▸ Source material
******************************

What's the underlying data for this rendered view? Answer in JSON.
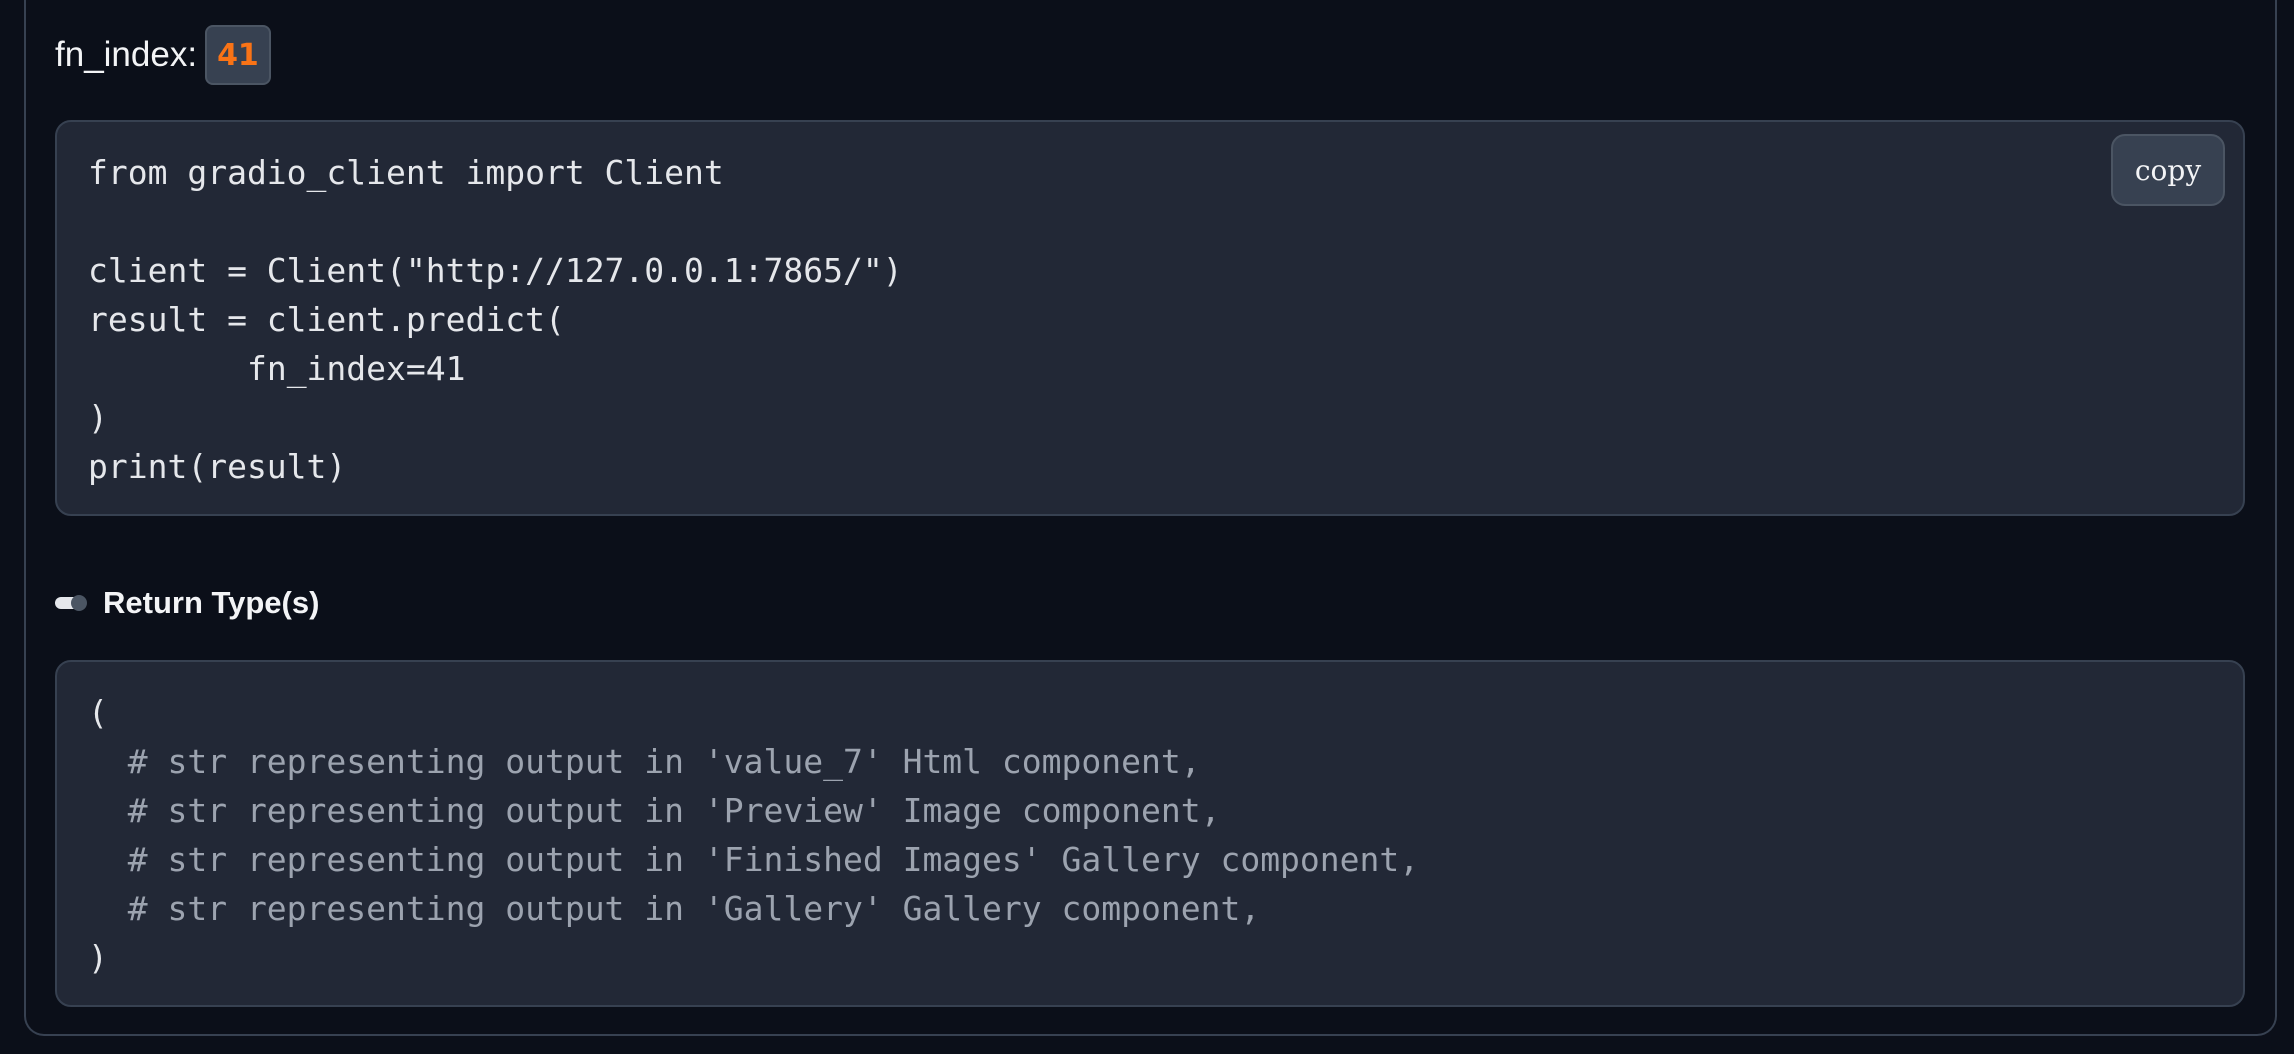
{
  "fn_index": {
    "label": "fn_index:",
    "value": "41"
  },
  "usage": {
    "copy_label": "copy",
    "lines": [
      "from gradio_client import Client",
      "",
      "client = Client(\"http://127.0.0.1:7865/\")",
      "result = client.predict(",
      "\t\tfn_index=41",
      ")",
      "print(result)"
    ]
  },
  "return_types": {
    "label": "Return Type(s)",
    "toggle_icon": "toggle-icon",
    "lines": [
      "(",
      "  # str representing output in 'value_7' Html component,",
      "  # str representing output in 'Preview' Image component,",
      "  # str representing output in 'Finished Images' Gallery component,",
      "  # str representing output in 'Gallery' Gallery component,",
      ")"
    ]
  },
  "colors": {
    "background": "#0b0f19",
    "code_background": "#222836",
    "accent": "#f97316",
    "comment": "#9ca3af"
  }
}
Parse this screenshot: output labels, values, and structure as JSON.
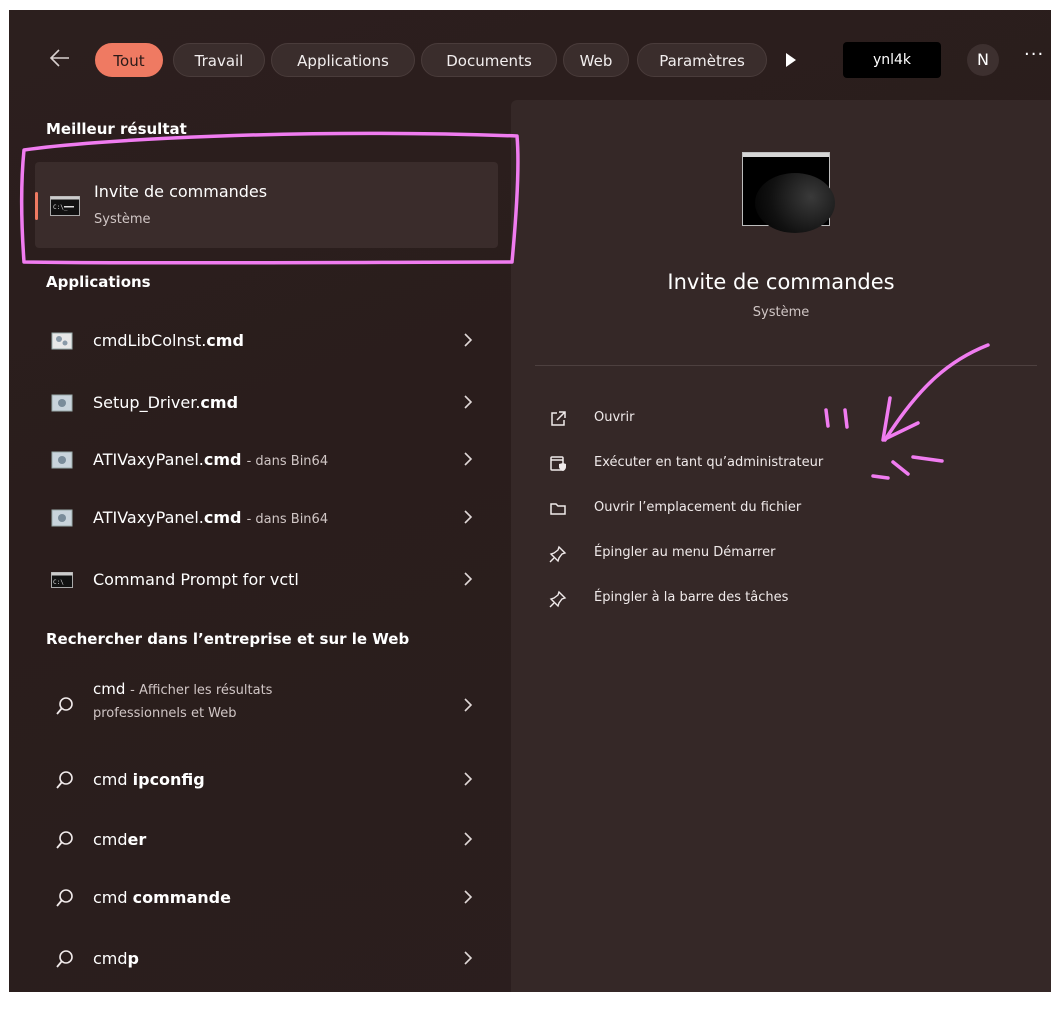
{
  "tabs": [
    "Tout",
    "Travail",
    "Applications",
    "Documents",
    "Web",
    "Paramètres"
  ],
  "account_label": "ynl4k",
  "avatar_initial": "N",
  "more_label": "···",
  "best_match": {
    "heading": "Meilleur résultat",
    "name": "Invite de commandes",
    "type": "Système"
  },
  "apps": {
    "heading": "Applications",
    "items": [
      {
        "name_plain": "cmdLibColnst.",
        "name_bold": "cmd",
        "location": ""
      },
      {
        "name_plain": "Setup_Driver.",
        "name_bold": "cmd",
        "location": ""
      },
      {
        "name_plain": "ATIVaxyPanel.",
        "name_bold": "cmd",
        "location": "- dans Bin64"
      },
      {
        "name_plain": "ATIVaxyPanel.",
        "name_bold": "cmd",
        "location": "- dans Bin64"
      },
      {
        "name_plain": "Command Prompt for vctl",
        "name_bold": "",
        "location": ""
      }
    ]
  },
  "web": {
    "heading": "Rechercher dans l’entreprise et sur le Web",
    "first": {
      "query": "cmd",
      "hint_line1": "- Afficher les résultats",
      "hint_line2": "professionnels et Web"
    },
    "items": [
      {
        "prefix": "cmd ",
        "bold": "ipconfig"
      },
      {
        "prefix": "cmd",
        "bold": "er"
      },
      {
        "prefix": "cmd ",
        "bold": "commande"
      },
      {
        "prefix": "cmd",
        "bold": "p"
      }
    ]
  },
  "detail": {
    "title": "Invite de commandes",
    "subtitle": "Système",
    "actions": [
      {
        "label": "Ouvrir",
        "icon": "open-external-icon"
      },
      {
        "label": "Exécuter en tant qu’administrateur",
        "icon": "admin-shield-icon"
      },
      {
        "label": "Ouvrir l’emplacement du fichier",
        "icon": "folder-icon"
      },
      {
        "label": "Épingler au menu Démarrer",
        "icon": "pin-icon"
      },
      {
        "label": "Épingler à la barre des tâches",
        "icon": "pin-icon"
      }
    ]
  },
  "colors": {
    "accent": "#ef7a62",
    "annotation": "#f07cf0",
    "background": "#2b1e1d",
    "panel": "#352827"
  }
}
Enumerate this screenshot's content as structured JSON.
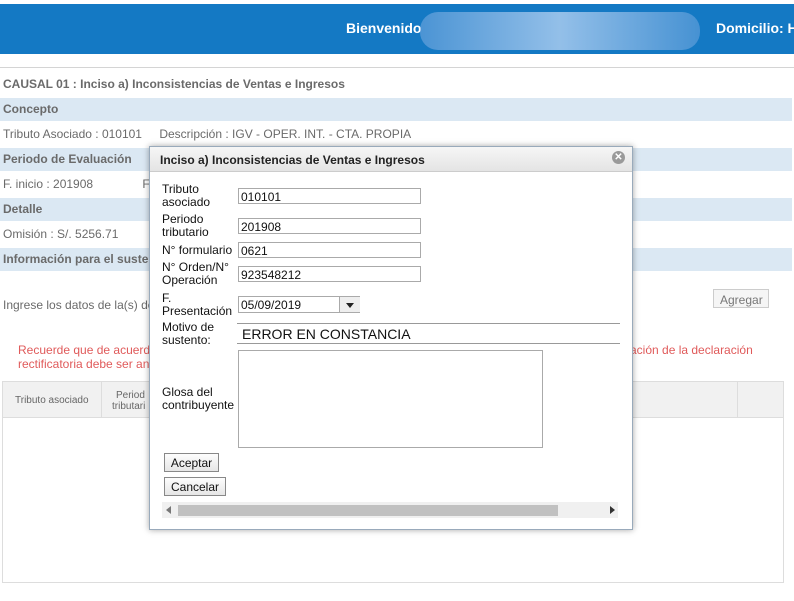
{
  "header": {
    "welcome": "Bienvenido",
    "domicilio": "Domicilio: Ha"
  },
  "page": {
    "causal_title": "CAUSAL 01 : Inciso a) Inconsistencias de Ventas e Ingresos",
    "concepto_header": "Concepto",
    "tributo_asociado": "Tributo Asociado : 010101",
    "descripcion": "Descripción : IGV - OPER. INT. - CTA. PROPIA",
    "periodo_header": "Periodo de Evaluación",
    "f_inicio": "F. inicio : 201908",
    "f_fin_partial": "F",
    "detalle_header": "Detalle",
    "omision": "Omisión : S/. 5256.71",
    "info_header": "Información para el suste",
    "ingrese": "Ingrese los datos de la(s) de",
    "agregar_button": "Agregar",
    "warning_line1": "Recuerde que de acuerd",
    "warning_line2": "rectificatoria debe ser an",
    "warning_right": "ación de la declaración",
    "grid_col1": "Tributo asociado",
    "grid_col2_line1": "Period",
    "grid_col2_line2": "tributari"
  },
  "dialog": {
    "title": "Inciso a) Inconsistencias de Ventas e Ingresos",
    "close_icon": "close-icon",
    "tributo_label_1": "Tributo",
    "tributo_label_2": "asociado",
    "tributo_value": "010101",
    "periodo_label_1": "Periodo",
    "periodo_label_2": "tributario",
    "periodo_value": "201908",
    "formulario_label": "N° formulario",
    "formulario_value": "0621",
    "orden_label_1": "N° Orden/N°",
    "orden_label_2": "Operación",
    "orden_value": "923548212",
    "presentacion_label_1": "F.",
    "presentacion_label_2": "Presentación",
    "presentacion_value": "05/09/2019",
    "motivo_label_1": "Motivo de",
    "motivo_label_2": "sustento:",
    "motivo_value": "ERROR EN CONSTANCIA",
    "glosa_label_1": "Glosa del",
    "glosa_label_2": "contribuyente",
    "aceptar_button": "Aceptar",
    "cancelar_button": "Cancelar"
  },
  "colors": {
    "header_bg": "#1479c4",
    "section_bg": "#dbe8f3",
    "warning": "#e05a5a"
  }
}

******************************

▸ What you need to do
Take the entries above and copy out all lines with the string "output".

▸ Answer section
      "  # str representing output in 'value_7' Html component,",
      "  # str representing output in 'Preview' Image component,",
      "  # str representing output in 'Finished Images' Gallery component,",
      "  # str representing output in 'Gallery' Gallery component,",
Parse this screenshot: output labels, values, and structure as JSON.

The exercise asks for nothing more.